Before the message of Islam reached Egypt, it had been conquered by the Persian Empire under Khosrau II in 616 AD. But however, Emperor Heraclius recaptured it after a sequence of campaigns against the Sassanid Persians. Before the message of Islam reached them, majority of them were Coptic Christians or Jews.
The first migration of Muslim to Africa was in Abyssinia (modern day Ethiopia). When the Muslims were persecuted in Makkah the Prophet told them to migrate there. In that area Abyssinia was ruled by a Christian king named Al-Najashi who welcomed them to stay, and according to Seerat Ibn Hisam he ended up converting to Islam.

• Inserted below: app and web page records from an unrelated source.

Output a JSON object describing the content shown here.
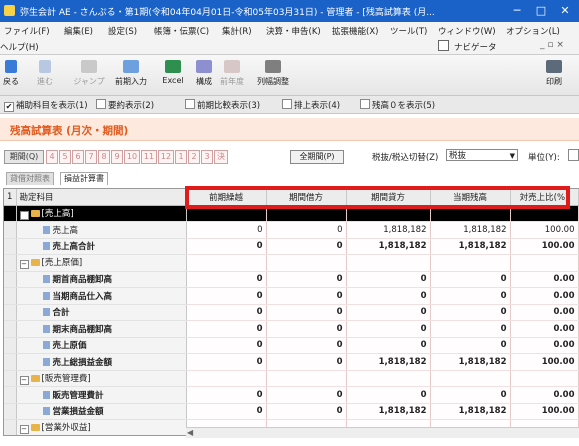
{
  "window": {
    "title": "弥生会計 AE - さんぷる・第1期(令和04年04月01日-令和05年03月31日) - 管理者 - [残高試算表 (月...",
    "minimize": "─",
    "maximize": "□",
    "close": "✕"
  },
  "menu": [
    "ファイル(F)",
    "編集(E)",
    "設定(S)",
    "帳簿・伝票(C)",
    "集計(R)",
    "決算・申告(K)",
    "拡張機能(X)",
    "ツール(T)",
    "ウィンドウ(W)",
    "オプション(L)"
  ],
  "menu2": {
    "help": "ヘルプ(H)",
    "navigator": "ナビゲータ",
    "controls": "_ ▫ ×"
  },
  "toolbar": {
    "back": "戻る",
    "forward": "進む",
    "jump": "ジャンプ",
    "prev_input": "前期入力",
    "excel": "Excel",
    "structure": "構成",
    "prev_year": "前年度",
    "col_adjust": "列幅調整",
    "print": "印刷"
  },
  "options": [
    {
      "label": "補助科目を表示(1)",
      "checked": true
    },
    {
      "label": "要約表示(2)",
      "checked": false
    },
    {
      "label": "前期比較表示(3)",
      "checked": false
    },
    {
      "label": "排上表示(4)",
      "checked": false
    },
    {
      "label": "残高０を表示(5)",
      "checked": false
    }
  ],
  "page_title": "残高試算表 (月次・期間)",
  "period": {
    "label": "期間(Q)",
    "months": [
      "4",
      "5",
      "6",
      "7",
      "8",
      "9",
      "10",
      "11",
      "12",
      "1",
      "2",
      "3",
      "決"
    ],
    "all_period": "全期間(P)",
    "tax_label": "税抜/税込切替(Z)",
    "tax_value": "税抜",
    "unit_label": "単位(Y):"
  },
  "tabs": [
    "貸借対照表",
    "損益計算書"
  ],
  "grid": {
    "corner": "1",
    "columns": [
      "勘定科目",
      "前期繰越",
      "期間借方",
      "期間貸方",
      "当期残高",
      "対売上比(%)"
    ],
    "rows": [
      {
        "name": "[売上高]",
        "type": "group",
        "selected": true,
        "values": [
          "",
          "",
          "",
          "",
          ""
        ]
      },
      {
        "name": "売上高",
        "type": "item",
        "bold": false,
        "values": [
          "0",
          "0",
          "1,818,182",
          "1,818,182",
          "100.00"
        ]
      },
      {
        "name": "売上高合計",
        "type": "item",
        "bold": true,
        "values": [
          "0",
          "0",
          "1,818,182",
          "1,818,182",
          "100.00"
        ]
      },
      {
        "name": "[売上原価]",
        "type": "group",
        "selected": false,
        "values": [
          "",
          "",
          "",
          "",
          ""
        ]
      },
      {
        "name": "期首商品棚卸高",
        "type": "item",
        "bold": true,
        "values": [
          "0",
          "0",
          "0",
          "0",
          "0.00"
        ]
      },
      {
        "name": "当期商品仕入高",
        "type": "item",
        "bold": true,
        "values": [
          "0",
          "0",
          "0",
          "0",
          "0.00"
        ]
      },
      {
        "name": "合計",
        "type": "item",
        "bold": true,
        "values": [
          "0",
          "0",
          "0",
          "0",
          "0.00"
        ]
      },
      {
        "name": "期末商品棚卸高",
        "type": "item",
        "bold": true,
        "values": [
          "0",
          "0",
          "0",
          "0",
          "0.00"
        ]
      },
      {
        "name": "売上原価",
        "type": "item",
        "bold": true,
        "values": [
          "0",
          "0",
          "0",
          "0",
          "0.00"
        ]
      },
      {
        "name": "売上総損益金額",
        "type": "item",
        "bold": true,
        "values": [
          "0",
          "0",
          "1,818,182",
          "1,818,182",
          "100.00"
        ]
      },
      {
        "name": "[販売管理費]",
        "type": "group",
        "selected": false,
        "values": [
          "",
          "",
          "",
          "",
          ""
        ]
      },
      {
        "name": "販売管理費計",
        "type": "item",
        "bold": true,
        "values": [
          "0",
          "0",
          "0",
          "0",
          "0.00"
        ]
      },
      {
        "name": "営業損益金額",
        "type": "item",
        "bold": true,
        "values": [
          "0",
          "0",
          "1,818,182",
          "1,818,182",
          "100.00"
        ]
      },
      {
        "name": "[営業外収益]",
        "type": "group",
        "selected": false,
        "values": [
          "",
          "",
          "",
          "",
          ""
        ]
      }
    ]
  },
  "colors": {
    "titlebar": "#1a62c8",
    "header_orange": "#e05a1d",
    "highlight_red": "#e01b1b"
  }
}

Later on in time the Byzantines lost Sham (greater Syria) and the Ghassanid Kingdom to the Muslims. The Christians and Jews living in that area were not pleased with the Romans, so they wanted liberation. But in December 639, . In the seventh century, Islam entered Africa from the northeast corner. The second caliph Umar Ibn al-Khattab, made, Amr Ibn al-As his general to lead twelve thousand soldiers across what is now the Red Sea and conquered the city of Fustat (modern day Cairo).
Most of the soldiers belonged to Arab tribes but also had some Roman and Persian converts to Islam. On Eid al-Adha, the Muslim army marched from Shajratein to Al Arish, a small town. The town put up no resistance, and the citizens offered bayah (allegiance) on the usual terms according to Islam. The Muslim soldiers celebrated Eid there. Under Umar’s caliphate, he established military strongholds in towns and Fustat was of the first.

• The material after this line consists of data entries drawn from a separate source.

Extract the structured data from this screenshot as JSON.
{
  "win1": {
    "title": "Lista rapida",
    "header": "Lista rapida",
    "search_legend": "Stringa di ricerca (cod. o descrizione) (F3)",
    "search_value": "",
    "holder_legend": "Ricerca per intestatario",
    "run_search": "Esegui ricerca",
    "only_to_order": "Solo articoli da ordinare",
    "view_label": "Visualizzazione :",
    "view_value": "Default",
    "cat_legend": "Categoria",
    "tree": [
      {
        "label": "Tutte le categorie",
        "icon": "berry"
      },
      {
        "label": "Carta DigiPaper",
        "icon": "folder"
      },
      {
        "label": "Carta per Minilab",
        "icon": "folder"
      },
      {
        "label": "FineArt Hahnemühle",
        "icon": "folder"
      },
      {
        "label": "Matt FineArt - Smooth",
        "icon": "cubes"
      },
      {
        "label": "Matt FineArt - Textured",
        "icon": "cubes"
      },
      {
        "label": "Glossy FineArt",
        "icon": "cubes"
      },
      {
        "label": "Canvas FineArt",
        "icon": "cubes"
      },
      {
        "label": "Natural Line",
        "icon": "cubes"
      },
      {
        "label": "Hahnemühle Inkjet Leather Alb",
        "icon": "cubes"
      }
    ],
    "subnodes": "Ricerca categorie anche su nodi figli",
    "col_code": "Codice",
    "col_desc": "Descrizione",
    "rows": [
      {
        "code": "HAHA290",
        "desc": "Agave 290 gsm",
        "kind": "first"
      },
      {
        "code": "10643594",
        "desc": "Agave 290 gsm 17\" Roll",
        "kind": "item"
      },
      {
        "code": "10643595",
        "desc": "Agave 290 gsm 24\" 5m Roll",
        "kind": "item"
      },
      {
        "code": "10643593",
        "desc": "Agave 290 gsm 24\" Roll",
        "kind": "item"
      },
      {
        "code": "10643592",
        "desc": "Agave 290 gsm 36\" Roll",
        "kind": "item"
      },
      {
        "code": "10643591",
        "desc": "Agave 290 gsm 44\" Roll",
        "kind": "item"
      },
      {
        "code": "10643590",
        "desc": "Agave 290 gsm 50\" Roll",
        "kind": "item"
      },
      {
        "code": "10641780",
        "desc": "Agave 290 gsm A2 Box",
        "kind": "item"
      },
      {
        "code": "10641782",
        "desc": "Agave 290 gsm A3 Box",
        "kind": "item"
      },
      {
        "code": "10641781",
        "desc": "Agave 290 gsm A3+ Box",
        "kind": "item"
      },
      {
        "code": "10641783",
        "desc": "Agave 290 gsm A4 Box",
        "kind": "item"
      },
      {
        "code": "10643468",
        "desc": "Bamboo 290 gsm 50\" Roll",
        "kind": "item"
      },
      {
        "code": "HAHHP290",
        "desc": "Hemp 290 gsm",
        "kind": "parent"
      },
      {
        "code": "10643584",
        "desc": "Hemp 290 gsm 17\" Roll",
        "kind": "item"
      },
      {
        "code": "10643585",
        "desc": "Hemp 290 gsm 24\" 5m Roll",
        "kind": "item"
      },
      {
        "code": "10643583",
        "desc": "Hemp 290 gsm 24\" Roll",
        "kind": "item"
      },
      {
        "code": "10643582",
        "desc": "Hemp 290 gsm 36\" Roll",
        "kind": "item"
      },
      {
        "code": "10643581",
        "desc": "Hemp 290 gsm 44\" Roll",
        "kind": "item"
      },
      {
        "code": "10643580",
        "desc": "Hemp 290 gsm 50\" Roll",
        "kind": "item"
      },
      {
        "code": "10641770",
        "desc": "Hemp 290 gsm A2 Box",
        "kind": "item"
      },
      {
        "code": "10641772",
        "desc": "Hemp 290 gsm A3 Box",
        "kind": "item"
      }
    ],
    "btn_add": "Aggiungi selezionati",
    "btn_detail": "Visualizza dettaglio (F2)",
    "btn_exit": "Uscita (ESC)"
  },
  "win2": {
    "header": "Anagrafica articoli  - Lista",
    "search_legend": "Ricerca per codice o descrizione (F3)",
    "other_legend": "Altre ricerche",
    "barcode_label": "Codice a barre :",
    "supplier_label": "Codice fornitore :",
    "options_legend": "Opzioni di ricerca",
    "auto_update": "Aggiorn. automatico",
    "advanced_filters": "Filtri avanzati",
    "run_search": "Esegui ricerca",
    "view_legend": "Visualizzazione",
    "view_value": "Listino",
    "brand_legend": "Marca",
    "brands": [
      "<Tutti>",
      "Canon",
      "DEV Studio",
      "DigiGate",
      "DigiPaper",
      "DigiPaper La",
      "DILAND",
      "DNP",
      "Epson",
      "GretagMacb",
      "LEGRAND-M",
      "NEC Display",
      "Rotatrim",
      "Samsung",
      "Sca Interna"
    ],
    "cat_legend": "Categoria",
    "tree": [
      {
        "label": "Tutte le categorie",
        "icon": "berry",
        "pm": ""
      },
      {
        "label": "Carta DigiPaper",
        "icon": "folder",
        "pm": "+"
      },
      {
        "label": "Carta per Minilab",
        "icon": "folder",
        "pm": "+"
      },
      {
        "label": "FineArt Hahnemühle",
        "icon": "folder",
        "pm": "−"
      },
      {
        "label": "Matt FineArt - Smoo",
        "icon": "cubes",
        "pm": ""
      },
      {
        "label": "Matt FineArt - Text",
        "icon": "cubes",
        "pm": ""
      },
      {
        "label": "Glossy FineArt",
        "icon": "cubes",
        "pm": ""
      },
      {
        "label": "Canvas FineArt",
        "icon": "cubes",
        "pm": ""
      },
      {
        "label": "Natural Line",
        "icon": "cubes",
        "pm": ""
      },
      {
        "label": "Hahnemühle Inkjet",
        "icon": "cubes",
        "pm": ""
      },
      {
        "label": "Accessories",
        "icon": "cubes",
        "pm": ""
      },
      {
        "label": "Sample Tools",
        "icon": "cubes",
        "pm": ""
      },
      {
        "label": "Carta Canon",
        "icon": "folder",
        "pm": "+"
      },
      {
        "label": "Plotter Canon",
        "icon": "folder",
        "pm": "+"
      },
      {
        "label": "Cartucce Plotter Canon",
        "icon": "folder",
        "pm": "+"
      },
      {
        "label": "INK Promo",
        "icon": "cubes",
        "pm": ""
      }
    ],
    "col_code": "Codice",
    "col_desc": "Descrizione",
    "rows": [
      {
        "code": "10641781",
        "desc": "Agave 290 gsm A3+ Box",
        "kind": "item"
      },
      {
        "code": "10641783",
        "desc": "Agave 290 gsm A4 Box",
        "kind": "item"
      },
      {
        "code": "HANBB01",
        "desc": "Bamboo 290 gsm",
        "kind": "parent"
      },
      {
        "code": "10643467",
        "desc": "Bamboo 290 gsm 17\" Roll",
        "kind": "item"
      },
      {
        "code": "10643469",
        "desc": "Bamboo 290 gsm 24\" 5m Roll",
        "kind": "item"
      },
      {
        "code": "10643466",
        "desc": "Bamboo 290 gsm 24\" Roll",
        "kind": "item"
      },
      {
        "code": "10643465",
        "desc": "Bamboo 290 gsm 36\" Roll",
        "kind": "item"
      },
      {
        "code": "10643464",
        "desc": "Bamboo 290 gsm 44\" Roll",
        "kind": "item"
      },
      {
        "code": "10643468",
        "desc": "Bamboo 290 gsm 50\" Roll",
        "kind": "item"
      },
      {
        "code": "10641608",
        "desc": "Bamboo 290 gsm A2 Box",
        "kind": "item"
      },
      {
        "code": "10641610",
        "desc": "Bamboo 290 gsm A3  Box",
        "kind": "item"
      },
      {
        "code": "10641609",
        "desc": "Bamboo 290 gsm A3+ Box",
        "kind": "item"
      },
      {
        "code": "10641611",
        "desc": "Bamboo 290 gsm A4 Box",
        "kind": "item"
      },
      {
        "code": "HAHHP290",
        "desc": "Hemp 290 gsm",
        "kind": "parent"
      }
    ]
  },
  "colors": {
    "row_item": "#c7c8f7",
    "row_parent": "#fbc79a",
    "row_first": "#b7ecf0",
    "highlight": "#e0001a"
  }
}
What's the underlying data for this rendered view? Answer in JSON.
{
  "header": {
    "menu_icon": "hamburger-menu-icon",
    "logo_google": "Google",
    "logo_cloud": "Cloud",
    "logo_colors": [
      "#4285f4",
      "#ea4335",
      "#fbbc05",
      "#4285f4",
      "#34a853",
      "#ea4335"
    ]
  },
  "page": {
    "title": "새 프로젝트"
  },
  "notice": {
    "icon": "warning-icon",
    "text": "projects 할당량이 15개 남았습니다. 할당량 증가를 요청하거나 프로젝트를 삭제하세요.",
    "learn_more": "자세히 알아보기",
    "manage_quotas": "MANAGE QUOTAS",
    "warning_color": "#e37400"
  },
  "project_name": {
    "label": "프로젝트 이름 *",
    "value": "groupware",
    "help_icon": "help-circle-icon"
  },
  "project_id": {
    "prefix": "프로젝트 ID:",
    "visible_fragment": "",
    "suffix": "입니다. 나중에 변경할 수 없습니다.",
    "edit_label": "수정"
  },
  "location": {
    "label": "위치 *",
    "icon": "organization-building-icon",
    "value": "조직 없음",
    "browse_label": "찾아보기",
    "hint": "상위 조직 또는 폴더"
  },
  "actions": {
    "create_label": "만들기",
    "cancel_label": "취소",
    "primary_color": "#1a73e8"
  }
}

fAfter seizing the former Roman conquered cities of Cairo, Constantinople, Alexandria, and Tripoli, geologically strategic Egypt mandated military movements to the west along the hazardous Mediterranean shores. Gradually, Muslim armies rode south, along the White Nile (a river off the Nile in Egypt) conquering all of Egypt.